County, schools benefit from unanticipated funds

Patriot logo largeBy MIKE WILLIAMS

The Patriot

Unanticipated revenues from the American Rescue Plan Act (ARPA) and the cigarette tax are the driving force behind nearly $15 million in budget amendments approved Monday night by the Board of Supervisors.

Whenever budget amendments exceed 1 percent of the total county budget, state law requires the Board of Supervisors to hold a public hearing.

No one spoke during the hearing.

County Finance Director Diane Newby provided the board with an overview of the amendments. She explained that additional ARPA funding had been received by the county for projects in the library and the Calfee Cultural and Community Center, tourism advertising and promotion and municipal utility relief for past due water and sewer customers not served by previous utility relief.

Much of the budget amendments – $6.9 million – include county capital improvement projects already in process, including GIS equipment and ortho mapping, information technology and communication upgrades, vehicles, building and HVAC improvements, road improvements and county parks and recreation improvements.

County Administrator Jonathan Sweet told the board budget adjustments are standard with unanticipated revenues.

“We’re fortunate to see unanticipated revenues,” Sweet said, using the cigarette tax revenue as an example.  According to Newby, the county received $307,550 in cigarette tax revenues for the first two quarters of calendar year 2022.

The county had not been able until recently to anticipate how much revenue it would gain through the tax because of processing through the regional partnership the county had entered into to make collection of the tax easier.

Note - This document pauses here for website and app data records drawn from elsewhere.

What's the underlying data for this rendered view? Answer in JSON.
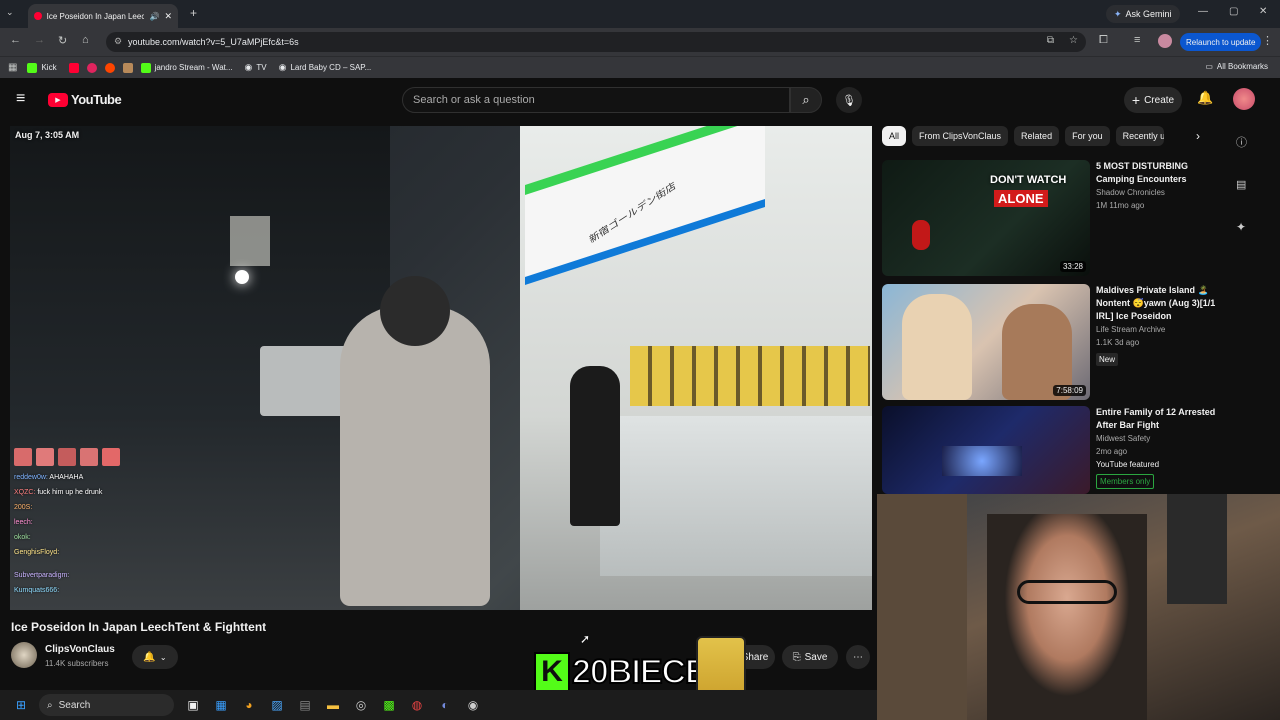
{
  "browser": {
    "tab_title": "Ice Poseidon In Japan Leech",
    "url": "youtube.com/watch?v=5_U7aMPjEfc&t=6s",
    "ask_gemini": "Ask Gemini",
    "relaunch": "Relaunch to update",
    "bookmarks": [
      "Kick",
      "jandro Stream - Wat...",
      "TV",
      "Lard Baby CD – SAP..."
    ],
    "all_bookmarks": "All Bookmarks"
  },
  "youtube": {
    "logo": "YouTube",
    "search_placeholder": "Search or ask a question",
    "create": "Create"
  },
  "video": {
    "timestamp": "Aug 7, 3:05 AM",
    "store_sign": "新宿ゴールデン街店",
    "title": "Ice Poseidon In Japan LeechTent & Fighttent",
    "channel": "ClipsVonClaus",
    "subscribers": "11.4K subscribers",
    "share": "Share",
    "save": "Save",
    "overlay_text": "20BIECE",
    "overlay_badge": "K"
  },
  "chat": [
    {
      "user": "reddew0w:",
      "msg": "AHAHAHA"
    },
    {
      "user": "XQZC:",
      "msg": "fuck him up he drunk"
    },
    {
      "user": "200S:",
      "msg": ""
    },
    {
      "user": "leech:",
      "msg": ""
    },
    {
      "user": "okok:",
      "msg": ""
    },
    {
      "user": "GenghisFloyd:",
      "msg": ""
    },
    {
      "user": "Subvertparadigm:",
      "msg": ""
    },
    {
      "user": "Kumquats666:",
      "msg": ""
    }
  ],
  "chips": [
    "All",
    "From ClipsVonClaus",
    "Related",
    "For you",
    "Recently up"
  ],
  "recommendations": [
    {
      "title": "5 MOST DISTURBING Camping Encounters",
      "channel": "Shadow Chronicles",
      "meta": "1M  11mo ago",
      "duration": "33:28",
      "thumb_text_1": "DON'T WATCH",
      "thumb_text_2": "ALONE"
    },
    {
      "title": "Maldives Private Island 🏝️ Nontent 😴yawn (Aug 3)[1/1 IRL] Ice Poseidon",
      "channel": "Life Stream Archive",
      "meta": "1.1K  3d ago",
      "badge": "New",
      "duration": "7:58:09"
    },
    {
      "title": "Entire Family of 12 Arrested After Bar Fight",
      "channel": "Midwest Safety",
      "meta": "2mo ago",
      "badge": "YouTube featured",
      "badge2": "Members only"
    }
  ],
  "taskbar": {
    "search": "Search"
  },
  "colors": {
    "accent_red": "#ff0033",
    "kick_green": "#53fc18",
    "members_green": "#2ba640"
  }
}
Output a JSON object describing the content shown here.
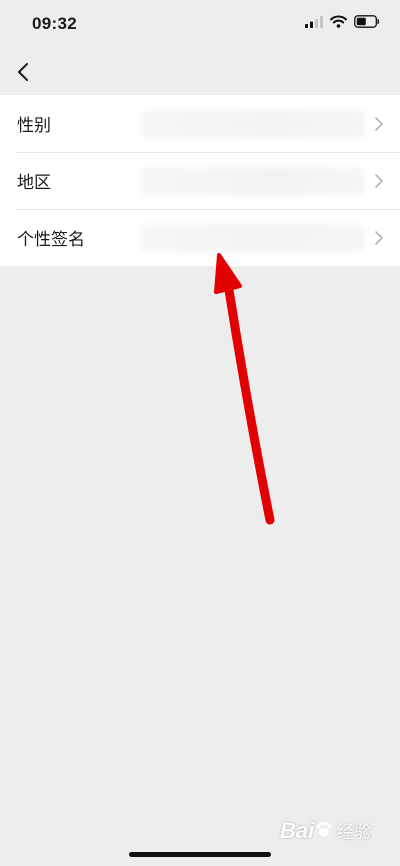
{
  "status_bar": {
    "time": "09:32",
    "icons": [
      "signal-icon",
      "wifi-icon",
      "battery-icon"
    ]
  },
  "nav": {
    "back_icon": "chevron-left-icon"
  },
  "list": {
    "items": [
      {
        "label": "性别"
      },
      {
        "label": "地区"
      },
      {
        "label": "个性签名"
      }
    ]
  },
  "annotation": {
    "color": "#e30000"
  },
  "watermark": {
    "brand": "Bai",
    "sub": "经验"
  },
  "colors": {
    "background": "#ededed",
    "list_background": "#ffffff",
    "chevron": "#b2b2b2"
  }
}
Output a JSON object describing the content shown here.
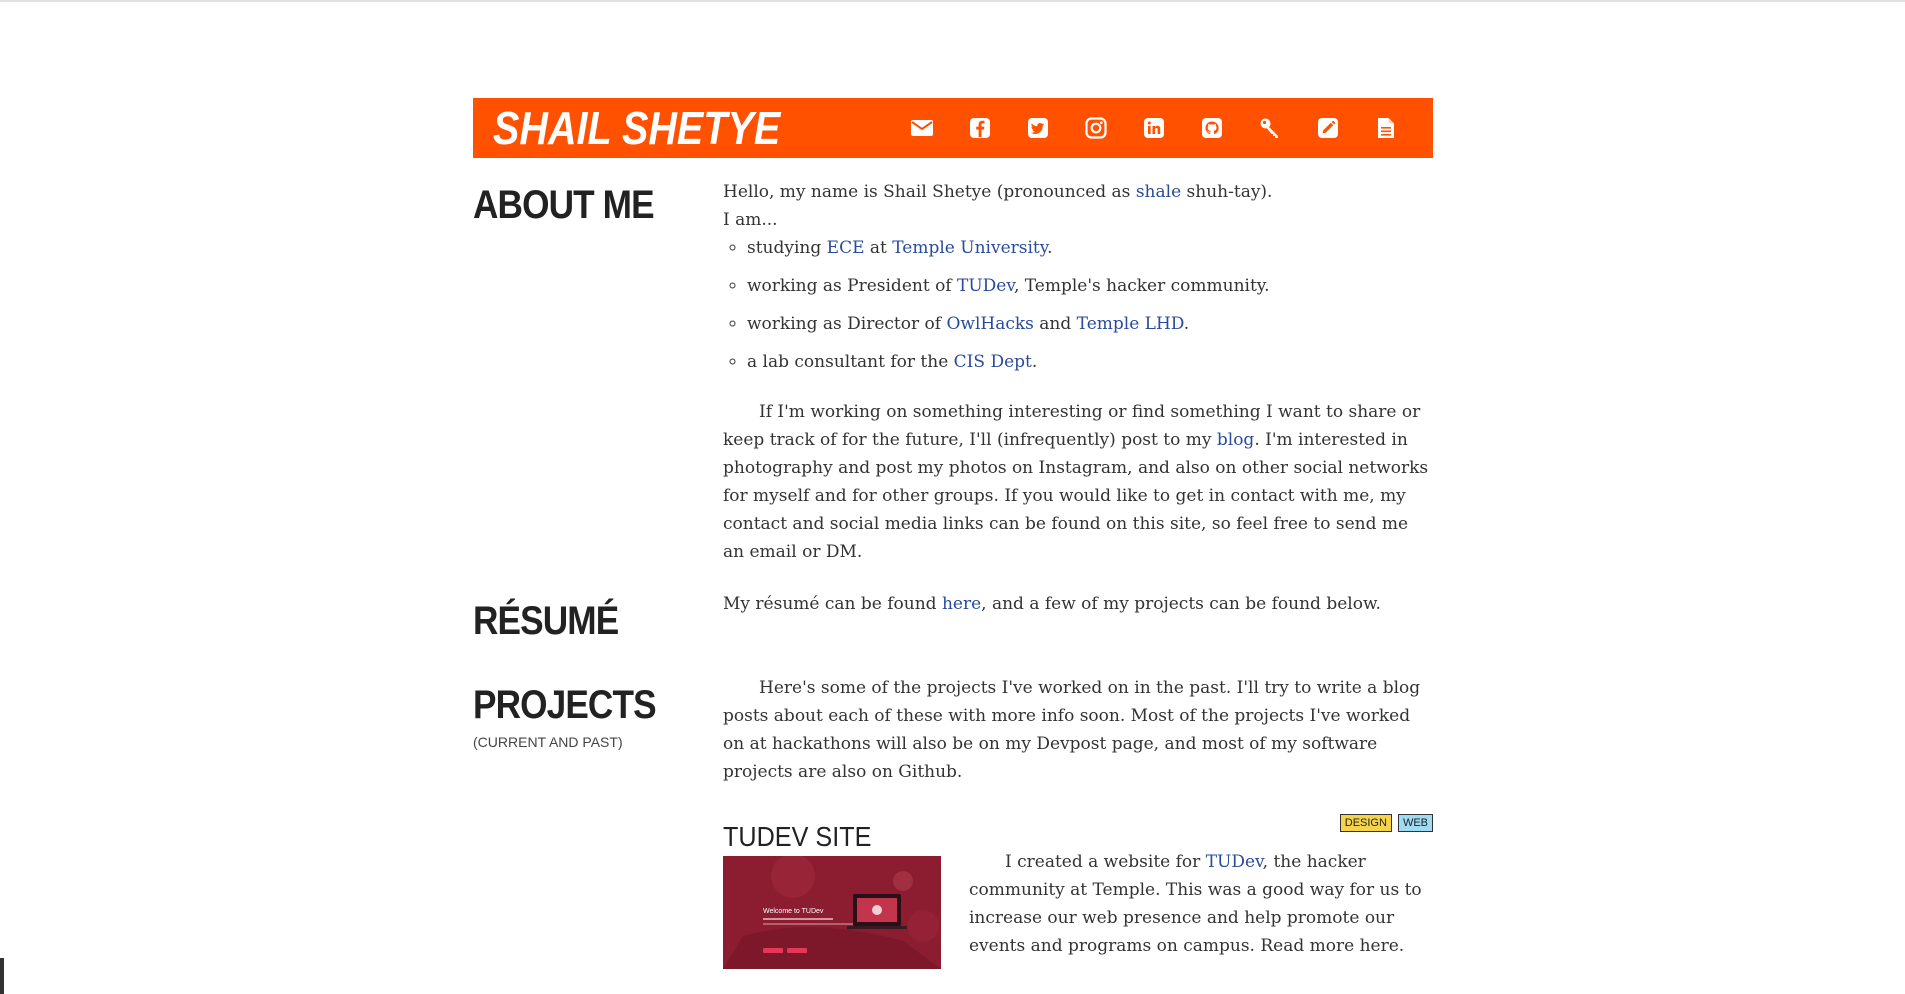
{
  "header": {
    "title": "SHAIL SHETYE",
    "brand_color": "#ff5100",
    "icons": [
      "envelope-icon",
      "facebook-icon",
      "twitter-icon",
      "instagram-icon",
      "linkedin-icon",
      "github-icon",
      "key-icon",
      "pencil-icon",
      "document-icon"
    ]
  },
  "about": {
    "heading": "ABOUT ME",
    "intro_pre": "Hello, my name is Shail Shetye (pronounced as ",
    "intro_link": "shale",
    "intro_post": " shuh-tay).",
    "i_am": "I am...",
    "items": [
      {
        "pre": "studying ",
        "link1": "ECE",
        "mid": " at ",
        "link2": "Temple University",
        "post": "."
      },
      {
        "pre": "working as President of ",
        "link1": "TUDev",
        "post": ", Temple's hacker community."
      },
      {
        "pre": "working as Director of ",
        "link1": "OwlHacks",
        "mid": " and ",
        "link2": "Temple LHD",
        "post": "."
      },
      {
        "pre": "a lab consultant for the ",
        "link1": "CIS Dept",
        "post": "."
      }
    ],
    "para_pre": "If I'm working on something interesting or find something I want to share or keep track of for the future, I'll (infrequently) post to my ",
    "para_link": "blog",
    "para_post": ". I'm interested in photography and post my photos on Instagram, and also on other social networks for myself and for other groups. If you would like to get in contact with me, my contact and social media links can be found on this site, so feel free to send me an email or DM."
  },
  "resume": {
    "heading": "RÉSUMÉ",
    "text_pre": "My résumé can be found ",
    "text_link": "here",
    "text_post": ", and a few of my projects can be found below."
  },
  "projects": {
    "heading": "PROJECTS",
    "subheading": "(current and past)",
    "intro": "Here's some of the projects I've worked on in the past. I'll try to write a blog posts about each of these with more info soon. Most of the projects I've worked on at hackathons will also be on my Devpost page, and most of my software projects are also on Github.",
    "items": [
      {
        "title": "TUDEV SITE",
        "tags": [
          {
            "label": "design",
            "color": "#f5d44a"
          },
          {
            "label": "web",
            "color": "#9fdcf2"
          }
        ],
        "thumb_text": "Welcome to TUDev",
        "desc_pre": "I created a website for ",
        "desc_link": "TUDev",
        "desc_post": ", the hacker community at Temple. This was a good way for us to increase our web presence and help promote our events and programs on campus. Read more here."
      }
    ]
  }
}
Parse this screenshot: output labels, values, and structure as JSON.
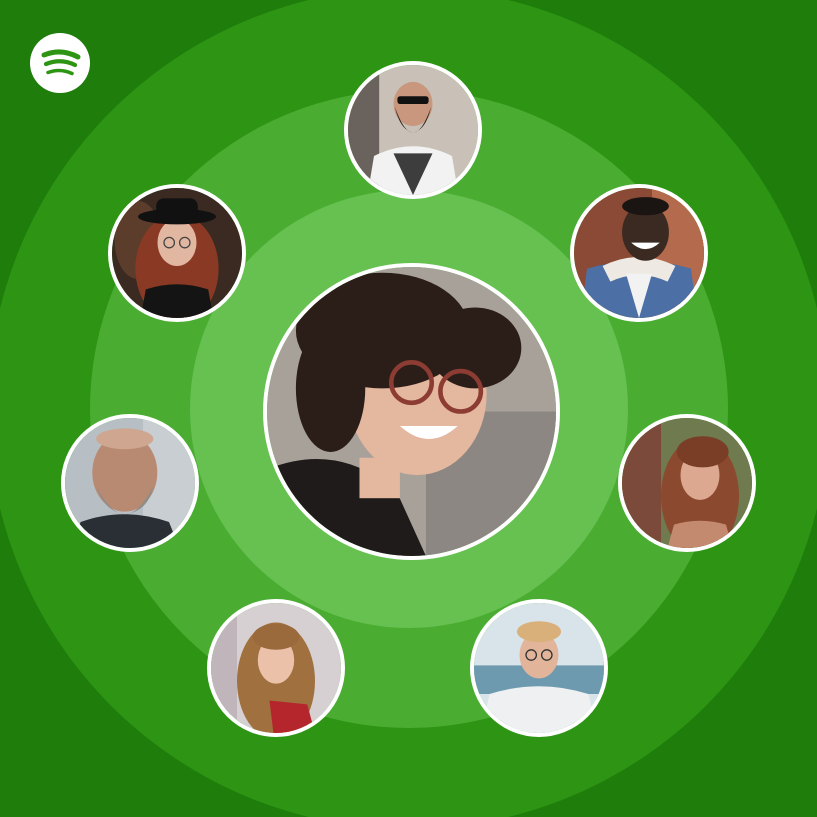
{
  "app": {
    "logo": "spotify-logo-icon",
    "brand_color": "#1ed760"
  },
  "background": {
    "base": "#1e7d0b",
    "ring_outer": "#2d9513",
    "ring_middle": "#4aad32",
    "ring_inner": "#66c150"
  },
  "avatars": [
    {
      "id": "center",
      "description": "woman-glasses-smiling"
    },
    {
      "id": "top",
      "description": "bearded-man-sunglasses"
    },
    {
      "id": "upper-left",
      "description": "woman-black-hat"
    },
    {
      "id": "upper-right",
      "description": "man-denim-jacket"
    },
    {
      "id": "left",
      "description": "older-man-beard"
    },
    {
      "id": "right",
      "description": "woman-long-hair"
    },
    {
      "id": "lower-left",
      "description": "girl-long-hair"
    },
    {
      "id": "lower-right",
      "description": "boy-glasses-beach"
    }
  ]
}
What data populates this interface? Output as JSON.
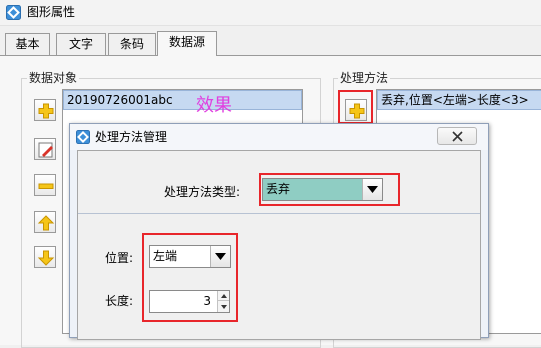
{
  "window": {
    "title": "图形属性",
    "tabs": [
      {
        "label": "基本",
        "active": false
      },
      {
        "label": "文字",
        "active": false
      },
      {
        "label": "条码",
        "active": false
      },
      {
        "label": "数据源",
        "active": true
      }
    ]
  },
  "data_objects": {
    "group_label": "数据对象",
    "items": [
      "20190726001abc"
    ],
    "tool_buttons": [
      "add-icon",
      "edit-icon",
      "remove-icon",
      "move-up-icon",
      "move-down-icon"
    ]
  },
  "processing": {
    "group_label": "处理方法",
    "items": [
      "丢弃,位置<左端>长度<3>"
    ]
  },
  "annotation": {
    "text": "效果",
    "color": "#e040e0"
  },
  "dialog": {
    "title": "处理方法管理",
    "type_label": "处理方法类型:",
    "type_value": "丢弃",
    "position_label": "位置:",
    "position_value": "左端",
    "length_label": "长度:",
    "length_value": "3"
  },
  "colors": {
    "highlight_box": "#e8262b",
    "selection": "#c6d9f1",
    "type_combo_bg": "#8fcdc3"
  }
}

While the amount of the tax revenue was previously unknown, its destination wasn’t. Because of an earlier agreement between the Supervisors and School Board, the revenue will go to the school system’s capital improvement fund.

Massie Supervisor Andy McCready asked Newby how much money in carry over funding the school system was able to add to the capital fund. She responded, $116,591.

McCready said that gives the school system a $1.7 million “pot of money” to make improvements and maintenance repairs on schools.

“That is a real success story, that agreement between the Board of Supervisors and the School Board that has survived now approaching ten years,” he said.

The agreement basically states money saved by the school system at the end of the fiscal year will be re-appropriated back to them for use on capital improvement needs.

The carryover funds coupled with the cigarette tax revenue to address some of the building and capital improvement needs of county schools is “a real win for all of us,” McCready stated.

“We ought to be really proud that agreement made many years ago has survived and thrived,” he said.

Following the public hearing, McCready noted the lack of comments must mean “the public is pretty well satisfied with the financial management of the county.”